A decade on, 9/11 antisemitic conspiracy theories alive and well
This year is the tenth anniversary of the attacks
A decade after the September 11 attacks, antisemitic conspiracy theories "warping and manipulating" the truth and blaming Israel are still being widely circulated.
The New York-based Anti Defamation League has carried out an in-depth study of the conspiracies that have been discussed over the ten years since American planes were hijacked by terrorists.
In the aftermath of the attacks, fringe conspirators accused shadowy figures in the government or US secret agencies of perpetrating the attacks, which killed almost 3,000 people, or even of faking them.
High on the list of distorters of what happened were those who argued that the perpetrators were not Al Qaida terrorists, but the Jews or Israel. Claims included the suggestion that Jews had been warned not to go to work that day, or that Mossad had staged the attacks as a way to build up support for Israel.
According to the ADL, despite a decade of evidence and similar attacks in other parts of the world, those theories have not disappeared.
"A new chorus of voices – who claim not to be anti-Jewish but simply anti-Zionist – have become the most popular promoters of these ideas," said the ADL.
"While the prevalence of certain conspiracy theories has changed over the last decade, one constant has been the penchant to accuse Jews and Israel of planning and executing the 9/11 attacks."
What has changed is the way such distortions are circulated – now typically on video sharing and social networking sites.

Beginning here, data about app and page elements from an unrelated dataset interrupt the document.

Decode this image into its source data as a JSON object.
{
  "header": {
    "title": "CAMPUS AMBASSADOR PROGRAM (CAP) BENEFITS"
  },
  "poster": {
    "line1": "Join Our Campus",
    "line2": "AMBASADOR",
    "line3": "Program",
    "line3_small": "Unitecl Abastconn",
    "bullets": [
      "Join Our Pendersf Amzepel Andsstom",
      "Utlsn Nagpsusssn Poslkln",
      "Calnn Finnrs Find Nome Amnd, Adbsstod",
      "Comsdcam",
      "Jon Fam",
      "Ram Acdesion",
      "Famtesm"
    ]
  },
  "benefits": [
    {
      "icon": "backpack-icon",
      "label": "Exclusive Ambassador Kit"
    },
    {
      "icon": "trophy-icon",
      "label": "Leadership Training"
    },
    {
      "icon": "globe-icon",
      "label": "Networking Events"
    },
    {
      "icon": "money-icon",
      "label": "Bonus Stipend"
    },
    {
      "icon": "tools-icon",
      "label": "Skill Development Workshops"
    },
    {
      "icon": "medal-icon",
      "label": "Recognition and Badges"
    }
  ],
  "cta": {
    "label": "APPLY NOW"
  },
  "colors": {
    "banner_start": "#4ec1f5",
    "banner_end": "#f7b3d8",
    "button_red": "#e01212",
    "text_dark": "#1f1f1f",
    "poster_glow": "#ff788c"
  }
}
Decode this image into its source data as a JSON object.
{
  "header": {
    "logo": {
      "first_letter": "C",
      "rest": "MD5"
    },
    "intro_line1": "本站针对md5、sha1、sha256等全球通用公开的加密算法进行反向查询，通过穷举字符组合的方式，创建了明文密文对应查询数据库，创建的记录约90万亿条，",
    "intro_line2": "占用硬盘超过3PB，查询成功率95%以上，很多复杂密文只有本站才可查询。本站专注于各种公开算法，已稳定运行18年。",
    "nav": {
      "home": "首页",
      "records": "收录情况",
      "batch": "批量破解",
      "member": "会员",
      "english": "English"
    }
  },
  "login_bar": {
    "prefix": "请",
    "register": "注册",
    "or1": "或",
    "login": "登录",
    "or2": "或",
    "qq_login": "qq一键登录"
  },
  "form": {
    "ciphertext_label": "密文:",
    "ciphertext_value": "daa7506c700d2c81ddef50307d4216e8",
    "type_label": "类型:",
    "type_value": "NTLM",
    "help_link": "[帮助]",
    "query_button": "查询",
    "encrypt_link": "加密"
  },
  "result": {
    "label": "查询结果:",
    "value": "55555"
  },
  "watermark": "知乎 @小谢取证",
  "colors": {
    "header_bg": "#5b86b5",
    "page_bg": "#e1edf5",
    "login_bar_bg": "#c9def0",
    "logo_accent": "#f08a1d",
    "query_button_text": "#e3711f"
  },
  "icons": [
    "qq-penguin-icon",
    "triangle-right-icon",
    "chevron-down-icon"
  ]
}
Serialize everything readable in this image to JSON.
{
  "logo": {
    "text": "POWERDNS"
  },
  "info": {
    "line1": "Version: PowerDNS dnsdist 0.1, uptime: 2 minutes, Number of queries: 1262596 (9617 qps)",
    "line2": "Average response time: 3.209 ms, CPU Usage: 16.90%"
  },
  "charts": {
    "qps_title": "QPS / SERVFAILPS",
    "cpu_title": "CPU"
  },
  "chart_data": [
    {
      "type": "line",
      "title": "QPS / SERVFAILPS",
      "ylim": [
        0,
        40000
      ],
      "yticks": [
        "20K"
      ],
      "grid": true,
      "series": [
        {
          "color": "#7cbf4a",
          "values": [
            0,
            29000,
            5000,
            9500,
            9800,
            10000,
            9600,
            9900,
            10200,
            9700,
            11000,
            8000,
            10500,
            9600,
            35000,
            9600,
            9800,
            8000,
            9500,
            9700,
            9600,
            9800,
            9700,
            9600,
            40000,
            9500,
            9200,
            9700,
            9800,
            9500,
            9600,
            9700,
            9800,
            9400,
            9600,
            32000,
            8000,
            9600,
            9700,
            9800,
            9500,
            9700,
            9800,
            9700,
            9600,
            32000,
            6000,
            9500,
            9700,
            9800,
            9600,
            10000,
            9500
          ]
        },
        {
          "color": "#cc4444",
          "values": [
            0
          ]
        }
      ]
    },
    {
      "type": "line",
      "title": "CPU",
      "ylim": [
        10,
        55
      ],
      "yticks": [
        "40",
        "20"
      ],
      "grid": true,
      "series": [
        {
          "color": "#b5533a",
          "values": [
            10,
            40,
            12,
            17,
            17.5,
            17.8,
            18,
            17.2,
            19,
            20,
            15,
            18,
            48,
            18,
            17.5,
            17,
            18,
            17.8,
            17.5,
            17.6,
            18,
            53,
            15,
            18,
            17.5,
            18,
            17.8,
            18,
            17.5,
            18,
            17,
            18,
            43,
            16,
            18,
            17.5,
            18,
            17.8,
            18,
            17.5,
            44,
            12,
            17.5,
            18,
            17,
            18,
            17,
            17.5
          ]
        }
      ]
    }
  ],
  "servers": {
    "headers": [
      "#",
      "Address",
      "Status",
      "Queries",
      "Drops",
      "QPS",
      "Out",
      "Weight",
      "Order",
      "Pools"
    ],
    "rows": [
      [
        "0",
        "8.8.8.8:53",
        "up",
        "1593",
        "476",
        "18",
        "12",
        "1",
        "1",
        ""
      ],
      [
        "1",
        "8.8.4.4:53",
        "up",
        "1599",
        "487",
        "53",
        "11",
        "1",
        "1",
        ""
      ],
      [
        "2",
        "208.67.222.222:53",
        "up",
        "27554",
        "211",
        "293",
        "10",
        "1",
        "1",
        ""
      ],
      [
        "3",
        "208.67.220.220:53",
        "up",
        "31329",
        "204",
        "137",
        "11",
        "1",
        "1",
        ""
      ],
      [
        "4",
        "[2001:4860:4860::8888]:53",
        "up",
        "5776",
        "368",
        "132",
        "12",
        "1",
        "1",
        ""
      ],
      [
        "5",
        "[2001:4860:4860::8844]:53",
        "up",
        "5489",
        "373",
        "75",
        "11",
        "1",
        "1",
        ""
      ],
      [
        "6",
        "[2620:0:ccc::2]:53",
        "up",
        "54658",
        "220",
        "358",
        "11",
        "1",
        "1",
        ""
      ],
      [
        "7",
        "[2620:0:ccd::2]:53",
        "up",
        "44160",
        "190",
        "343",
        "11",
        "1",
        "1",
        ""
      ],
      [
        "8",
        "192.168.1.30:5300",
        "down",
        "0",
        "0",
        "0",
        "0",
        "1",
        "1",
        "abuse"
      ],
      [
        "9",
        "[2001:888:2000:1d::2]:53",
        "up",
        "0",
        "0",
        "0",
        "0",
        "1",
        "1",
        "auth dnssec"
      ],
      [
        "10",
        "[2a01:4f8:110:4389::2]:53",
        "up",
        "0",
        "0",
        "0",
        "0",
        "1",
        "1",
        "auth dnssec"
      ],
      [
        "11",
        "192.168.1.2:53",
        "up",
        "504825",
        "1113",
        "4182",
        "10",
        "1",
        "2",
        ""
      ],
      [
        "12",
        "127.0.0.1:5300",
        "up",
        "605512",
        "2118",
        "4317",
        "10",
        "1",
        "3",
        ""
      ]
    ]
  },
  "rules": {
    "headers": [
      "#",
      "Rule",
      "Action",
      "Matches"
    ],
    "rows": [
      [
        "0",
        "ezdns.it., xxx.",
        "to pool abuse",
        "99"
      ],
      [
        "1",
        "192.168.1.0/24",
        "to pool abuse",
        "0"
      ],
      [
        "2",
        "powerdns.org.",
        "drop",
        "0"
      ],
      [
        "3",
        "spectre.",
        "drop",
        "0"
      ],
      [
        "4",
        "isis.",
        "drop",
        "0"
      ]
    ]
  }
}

In addition, immediately after September 11, those who expressed such antisemitic theories were likely to be white supremacists on the extreme right.
Now, the ADL said, they tended to be anti-Israel activists for whom September 11 was one of many Israeli actions carried out "to manufacture a war against its Muslim enemies".
"It is shocking that nearly a decade after 9/11 we are still confronted with those who continue to deny the historical record of 9/11 or who hold fast to antisemitic myths about that horrific day," said ADL national director Abraham Foxman.
"One of the saddest outcomes of 9/11 is that despite the fact that this national tragedy that brought so many Americans together, there remains this small group of vocal bigots who, nearly a decade later, are still seeking to promote and sell their own sinister agenda of blaming Jews and Israel